Introduction: Paint on Acrylic Laser Etched Settlers of Catan Game
Based on the templates on Thingiverse, I decided to make two Settlers of Catan games while my membership at TechShop is still active. One for me, and one for my parents who are very fond of Settlers, and play it a lot.
Nota Bene: The game of Settlers of Catan was created by Klaus Teuber. Both me and my parents already own game sets, and we recommend everyone to buy the actual game.
In order to make the multi-coloured set — where the tiles are all actually transparent, even if they look kinda opaque against the homogenous background in the pictures — I had to modify the original tile-set a little bit. My modifications — mainly meant to pull different tile types apart — can be found on Thingiverse.
Step 1: Etch and Cut Acrylic
When etching, I tried to etch through the protective paper around the acrylic sheets I bought for this. To get this done nicely, a very high power setting (for acrylic) is needed. On the 60W Epilog laser cutters I have been using, 600dpi, 100% speed and 60% power worked fine.
With both the original template (for monochromatic sheets of acrylic) and my own template (for different colours), the templates are best handled in two steps:
First, etch the raster layer with raster settings only. You can do this in CorelDraw X5 by making sure only that layer is printable. If you worry about alignment, especially for the polychromatic version, you should do a very low power run first. I ran one on 75 dpi, 100% speed, 20% power that just barely grazed the paper surface.

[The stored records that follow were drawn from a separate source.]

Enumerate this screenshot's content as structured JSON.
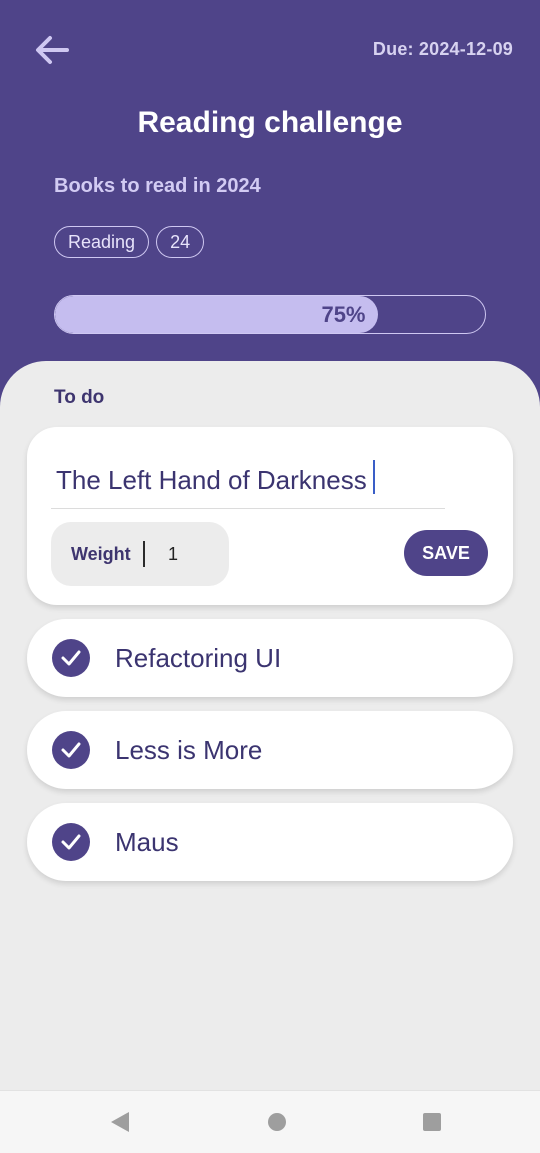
{
  "header": {
    "due_text": "Due: 2024-12-09",
    "title": "Reading challenge",
    "subtitle": "Books to read in 2024",
    "tags": [
      "Reading",
      "24"
    ],
    "progress": {
      "fraction": 0.75,
      "label": "75%"
    }
  },
  "todo": {
    "section_label": "To do",
    "edit": {
      "title_value": "The Left Hand of Darkness",
      "weight_label": "Weight",
      "weight_value": "1",
      "save_label": "SAVE"
    },
    "items": [
      {
        "label": "Refactoring UI",
        "checked": true
      },
      {
        "label": "Less is More",
        "checked": true
      },
      {
        "label": "Maus",
        "checked": true
      }
    ]
  },
  "icons": {
    "back": "arrow-left-icon",
    "check": "check-icon",
    "nav_back": "triangle-back-icon",
    "nav_home": "circle-home-icon",
    "nav_recents": "square-recents-icon"
  },
  "colors": {
    "primary": "#4f4489",
    "progress_fill": "#c5bdef",
    "sheet_bg": "#ececec",
    "text_dark": "#3b3470"
  }
}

After this, cut the acrylic by running a vector job with your favourite standard settings for cutting acrylic. I used 20% speed and 90% power.
Step 2: Paint on High-contrast Paint
Inspired by this instructable, I decided to try and use the covering paper as a paint mask to add contrast-raising paint in the etched areas. To make it really work well, I needed to dilute the paint with a few splashes of water for each dab of paint I used. This decreased the viscosity of the paint to the point where it would actually sink down into the recesses from the etching process, and not stick to the paper too hard to remove the mask afterwards.
I did try some experiments with my colourful tileset that worked less than perfectly. White paint on off-white transparent tiles for the sheep was nice, but best on a dark table. Black paint on dark gray tiles for the ore tiles was not convincing. Much better would be to invert the artwork before etching, and then paint with white on the highlights of the picture instead of black in the shadows.
Step 3: Remove Protective Paper
Once the paint has dried, the paper comes off. Having tried with a pointy piece of plastic, a scalpel, and a few other tools, I ended up using my fingernails for most of the work. They are pointy enough to get hold of the paper, but not hard enough to scratch the acrylic. Most of the paper peels of cleanly and nicely — however, for most of the artwork, there are many fiddly small bits disconnected from the rest of the paper. These need to be scraped off — something that after the paint really has dried can be very well done by running a fingernail over the surface and pulling off anything that sticks to the fingernail. Doing this too early will smudge the still moist paint.
Step 4: Play a Game of Catan
The game is finished. Some of the tiles might be tricky to push in together — but I haven't broken any tiles yet.
Remember: buy the game to get hold of
2. actual game pieces
3. reward the developers of an awesome board game. They deserve the revenue.